*** Opening of Exercise data ***
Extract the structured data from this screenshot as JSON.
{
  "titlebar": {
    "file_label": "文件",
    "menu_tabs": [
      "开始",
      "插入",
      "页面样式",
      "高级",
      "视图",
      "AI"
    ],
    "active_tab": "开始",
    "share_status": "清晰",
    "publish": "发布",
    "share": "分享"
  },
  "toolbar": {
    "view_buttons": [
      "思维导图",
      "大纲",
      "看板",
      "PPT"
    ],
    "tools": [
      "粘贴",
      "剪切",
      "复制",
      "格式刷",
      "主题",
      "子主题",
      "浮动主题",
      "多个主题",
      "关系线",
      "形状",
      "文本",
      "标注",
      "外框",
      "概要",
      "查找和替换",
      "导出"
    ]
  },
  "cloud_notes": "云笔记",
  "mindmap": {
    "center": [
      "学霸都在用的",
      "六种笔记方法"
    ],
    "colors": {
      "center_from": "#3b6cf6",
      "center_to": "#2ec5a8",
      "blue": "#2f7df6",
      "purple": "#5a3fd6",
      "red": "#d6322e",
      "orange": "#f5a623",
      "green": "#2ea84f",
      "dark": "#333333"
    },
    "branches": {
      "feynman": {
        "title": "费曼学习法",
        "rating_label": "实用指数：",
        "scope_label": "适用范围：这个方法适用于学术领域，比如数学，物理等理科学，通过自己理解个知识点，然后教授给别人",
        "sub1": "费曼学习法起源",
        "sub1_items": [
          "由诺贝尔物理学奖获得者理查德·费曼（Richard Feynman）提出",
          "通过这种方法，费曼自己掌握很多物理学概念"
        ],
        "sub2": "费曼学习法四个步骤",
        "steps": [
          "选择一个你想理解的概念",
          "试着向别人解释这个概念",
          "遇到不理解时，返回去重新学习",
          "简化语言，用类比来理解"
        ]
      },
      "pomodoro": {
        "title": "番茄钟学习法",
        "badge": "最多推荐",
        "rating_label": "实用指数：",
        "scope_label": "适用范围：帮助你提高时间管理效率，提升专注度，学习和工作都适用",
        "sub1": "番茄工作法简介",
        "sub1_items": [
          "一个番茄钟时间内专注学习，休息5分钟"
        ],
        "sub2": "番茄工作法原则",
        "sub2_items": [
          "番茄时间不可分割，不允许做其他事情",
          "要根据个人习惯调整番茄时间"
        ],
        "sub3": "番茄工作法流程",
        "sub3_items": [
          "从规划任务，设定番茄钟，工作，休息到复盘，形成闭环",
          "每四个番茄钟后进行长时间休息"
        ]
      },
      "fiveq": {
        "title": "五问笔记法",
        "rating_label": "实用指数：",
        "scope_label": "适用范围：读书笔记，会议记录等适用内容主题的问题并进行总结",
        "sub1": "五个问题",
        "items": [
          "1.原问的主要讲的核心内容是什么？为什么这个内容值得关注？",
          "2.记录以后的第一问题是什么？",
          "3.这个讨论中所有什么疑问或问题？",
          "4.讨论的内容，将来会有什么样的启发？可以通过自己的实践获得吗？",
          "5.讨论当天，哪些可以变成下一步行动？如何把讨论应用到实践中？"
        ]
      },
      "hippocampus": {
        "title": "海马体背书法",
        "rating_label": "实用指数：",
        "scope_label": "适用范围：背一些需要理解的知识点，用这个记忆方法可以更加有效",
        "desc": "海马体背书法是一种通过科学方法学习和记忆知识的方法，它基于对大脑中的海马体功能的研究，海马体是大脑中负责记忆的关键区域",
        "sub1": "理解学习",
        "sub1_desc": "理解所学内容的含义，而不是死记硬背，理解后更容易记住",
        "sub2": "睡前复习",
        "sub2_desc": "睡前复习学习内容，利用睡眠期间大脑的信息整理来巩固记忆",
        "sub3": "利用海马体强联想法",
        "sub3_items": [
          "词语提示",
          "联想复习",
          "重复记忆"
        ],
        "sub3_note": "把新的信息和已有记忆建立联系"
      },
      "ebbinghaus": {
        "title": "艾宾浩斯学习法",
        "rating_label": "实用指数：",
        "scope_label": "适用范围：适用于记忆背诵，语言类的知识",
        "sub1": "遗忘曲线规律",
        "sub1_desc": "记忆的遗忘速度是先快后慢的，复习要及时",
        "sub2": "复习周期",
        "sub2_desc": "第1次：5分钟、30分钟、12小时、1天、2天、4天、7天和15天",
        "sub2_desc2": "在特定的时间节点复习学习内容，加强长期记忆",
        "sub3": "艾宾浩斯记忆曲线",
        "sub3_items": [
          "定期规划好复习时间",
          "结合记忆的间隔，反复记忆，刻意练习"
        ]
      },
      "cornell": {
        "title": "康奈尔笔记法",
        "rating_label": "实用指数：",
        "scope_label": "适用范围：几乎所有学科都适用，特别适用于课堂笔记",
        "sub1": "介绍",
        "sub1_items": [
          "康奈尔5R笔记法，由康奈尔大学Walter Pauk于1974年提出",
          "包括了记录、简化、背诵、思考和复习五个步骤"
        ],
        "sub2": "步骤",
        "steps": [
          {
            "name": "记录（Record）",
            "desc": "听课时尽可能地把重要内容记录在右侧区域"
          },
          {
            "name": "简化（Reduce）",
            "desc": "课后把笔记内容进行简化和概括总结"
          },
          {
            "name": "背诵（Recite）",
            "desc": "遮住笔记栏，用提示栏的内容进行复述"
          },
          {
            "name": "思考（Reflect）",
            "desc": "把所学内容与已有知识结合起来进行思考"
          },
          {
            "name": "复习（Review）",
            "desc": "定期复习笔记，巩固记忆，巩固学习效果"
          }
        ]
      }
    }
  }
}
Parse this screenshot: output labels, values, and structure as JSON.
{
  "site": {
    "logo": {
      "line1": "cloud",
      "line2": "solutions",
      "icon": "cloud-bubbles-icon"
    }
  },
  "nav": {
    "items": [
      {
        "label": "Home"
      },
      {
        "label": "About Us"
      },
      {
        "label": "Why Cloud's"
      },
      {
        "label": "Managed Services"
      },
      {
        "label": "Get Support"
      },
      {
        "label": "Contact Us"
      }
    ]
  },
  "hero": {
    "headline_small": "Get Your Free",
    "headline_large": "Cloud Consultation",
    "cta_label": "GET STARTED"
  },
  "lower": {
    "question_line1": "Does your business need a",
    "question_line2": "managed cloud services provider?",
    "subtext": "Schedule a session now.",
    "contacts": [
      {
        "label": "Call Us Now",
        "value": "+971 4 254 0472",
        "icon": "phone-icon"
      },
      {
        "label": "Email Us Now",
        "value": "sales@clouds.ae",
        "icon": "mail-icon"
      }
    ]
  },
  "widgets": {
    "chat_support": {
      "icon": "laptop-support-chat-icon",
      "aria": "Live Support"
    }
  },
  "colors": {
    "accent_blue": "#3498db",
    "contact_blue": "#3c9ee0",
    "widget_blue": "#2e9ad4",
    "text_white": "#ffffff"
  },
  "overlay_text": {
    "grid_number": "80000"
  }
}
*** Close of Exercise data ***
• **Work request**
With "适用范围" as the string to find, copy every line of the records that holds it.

• **Exercise solution**
        "scope_label": "适用范围：这个方法适用于学术领域，比如数学，物理等理科学，通过自己理解个知识点，然后教授给别人",
        "scope_label": "适用范围：帮助你提高时间管理效率，提升专注度，学习和工作都适用",
        "scope_label": "适用范围：读书笔记，会议记录等适用内容主题的问题并进行总结",
        "scope_label": "适用范围：背一些需要理解的知识点，用这个记忆方法可以更加有效",
        "scope_label": "适用范围：适用于记忆背诵，语言类的知识",
        "scope_label": "适用范围：几乎所有学科都适用，特别适用于课堂笔记",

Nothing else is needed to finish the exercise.